● **YOUR TASK**
Search the lines of the records for the word "glyph", and copy every line that has it.

● **Dataset rows describing interfaces**

········

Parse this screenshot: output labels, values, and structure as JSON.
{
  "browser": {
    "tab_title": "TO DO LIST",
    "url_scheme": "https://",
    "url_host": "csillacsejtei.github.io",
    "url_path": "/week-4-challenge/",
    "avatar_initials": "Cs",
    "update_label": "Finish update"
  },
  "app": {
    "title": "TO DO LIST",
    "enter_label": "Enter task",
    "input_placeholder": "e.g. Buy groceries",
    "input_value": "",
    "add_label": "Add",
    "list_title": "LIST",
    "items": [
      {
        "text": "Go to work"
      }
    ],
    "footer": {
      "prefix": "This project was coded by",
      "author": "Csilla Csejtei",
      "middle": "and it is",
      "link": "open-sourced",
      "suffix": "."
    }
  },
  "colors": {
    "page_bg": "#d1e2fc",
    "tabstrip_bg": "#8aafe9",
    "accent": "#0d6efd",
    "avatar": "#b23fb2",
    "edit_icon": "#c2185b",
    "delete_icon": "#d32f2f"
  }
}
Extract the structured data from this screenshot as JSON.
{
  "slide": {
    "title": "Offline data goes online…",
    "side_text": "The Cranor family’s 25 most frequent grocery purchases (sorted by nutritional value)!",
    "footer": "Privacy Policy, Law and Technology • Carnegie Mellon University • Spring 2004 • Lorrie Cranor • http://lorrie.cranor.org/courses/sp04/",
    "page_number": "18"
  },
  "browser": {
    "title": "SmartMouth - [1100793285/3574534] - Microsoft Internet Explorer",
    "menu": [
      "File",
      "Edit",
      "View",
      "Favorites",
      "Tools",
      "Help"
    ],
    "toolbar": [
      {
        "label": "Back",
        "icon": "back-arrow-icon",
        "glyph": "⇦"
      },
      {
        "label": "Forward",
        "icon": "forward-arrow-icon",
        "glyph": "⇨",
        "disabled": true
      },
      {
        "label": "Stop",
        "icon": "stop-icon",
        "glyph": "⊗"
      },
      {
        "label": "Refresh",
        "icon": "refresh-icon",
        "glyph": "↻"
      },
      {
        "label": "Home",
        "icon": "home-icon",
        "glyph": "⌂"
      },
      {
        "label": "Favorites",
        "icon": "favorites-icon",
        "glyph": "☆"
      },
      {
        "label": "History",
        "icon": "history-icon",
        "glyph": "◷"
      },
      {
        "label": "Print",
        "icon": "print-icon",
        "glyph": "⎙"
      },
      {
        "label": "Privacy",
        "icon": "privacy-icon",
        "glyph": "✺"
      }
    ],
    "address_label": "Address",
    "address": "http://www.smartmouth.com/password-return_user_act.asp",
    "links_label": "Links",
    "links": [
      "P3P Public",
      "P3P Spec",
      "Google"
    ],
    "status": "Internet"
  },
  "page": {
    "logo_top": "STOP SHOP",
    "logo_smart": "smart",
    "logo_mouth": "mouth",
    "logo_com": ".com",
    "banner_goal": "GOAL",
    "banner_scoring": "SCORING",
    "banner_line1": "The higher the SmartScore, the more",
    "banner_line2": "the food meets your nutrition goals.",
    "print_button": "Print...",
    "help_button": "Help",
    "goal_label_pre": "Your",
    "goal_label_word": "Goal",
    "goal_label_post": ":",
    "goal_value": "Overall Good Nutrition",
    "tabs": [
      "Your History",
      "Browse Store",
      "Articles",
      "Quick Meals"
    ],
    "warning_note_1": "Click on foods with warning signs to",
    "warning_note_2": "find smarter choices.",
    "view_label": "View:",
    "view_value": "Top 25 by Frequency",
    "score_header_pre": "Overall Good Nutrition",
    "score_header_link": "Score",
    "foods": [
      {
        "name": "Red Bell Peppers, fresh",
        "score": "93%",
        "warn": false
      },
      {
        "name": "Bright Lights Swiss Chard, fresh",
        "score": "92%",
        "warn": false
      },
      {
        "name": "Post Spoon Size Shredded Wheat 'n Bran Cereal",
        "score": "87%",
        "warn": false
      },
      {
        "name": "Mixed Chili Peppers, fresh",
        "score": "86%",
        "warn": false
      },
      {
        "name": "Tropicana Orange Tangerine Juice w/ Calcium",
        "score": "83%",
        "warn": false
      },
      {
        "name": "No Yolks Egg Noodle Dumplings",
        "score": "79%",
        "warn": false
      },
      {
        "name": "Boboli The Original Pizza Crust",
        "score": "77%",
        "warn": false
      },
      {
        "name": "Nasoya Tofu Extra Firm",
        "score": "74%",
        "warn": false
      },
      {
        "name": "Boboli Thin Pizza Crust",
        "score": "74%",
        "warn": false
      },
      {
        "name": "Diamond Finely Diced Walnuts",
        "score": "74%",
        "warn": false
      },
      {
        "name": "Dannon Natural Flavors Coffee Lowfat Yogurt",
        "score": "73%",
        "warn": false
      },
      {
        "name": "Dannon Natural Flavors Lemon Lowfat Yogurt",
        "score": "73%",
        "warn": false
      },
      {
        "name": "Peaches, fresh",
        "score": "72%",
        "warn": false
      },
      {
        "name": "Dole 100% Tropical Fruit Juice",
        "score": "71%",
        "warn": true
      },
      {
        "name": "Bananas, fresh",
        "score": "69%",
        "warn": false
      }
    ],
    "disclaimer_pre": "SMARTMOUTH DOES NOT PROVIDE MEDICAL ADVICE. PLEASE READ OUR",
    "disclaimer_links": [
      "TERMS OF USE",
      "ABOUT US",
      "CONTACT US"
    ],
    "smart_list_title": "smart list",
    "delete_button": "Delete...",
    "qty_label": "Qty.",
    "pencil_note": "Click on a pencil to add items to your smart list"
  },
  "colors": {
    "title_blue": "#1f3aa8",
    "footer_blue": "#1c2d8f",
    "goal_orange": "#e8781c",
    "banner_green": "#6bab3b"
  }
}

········

● **OUTPUT OF THE TASK**
        "glyph": "⇦"
        "glyph": "⇨",
        "glyph": "⊗"
        "glyph": "↻"
        "glyph": "⌂"
        "glyph": "☆"
        "glyph": "◷"
        "glyph": "⎙"
        "glyph": "✺"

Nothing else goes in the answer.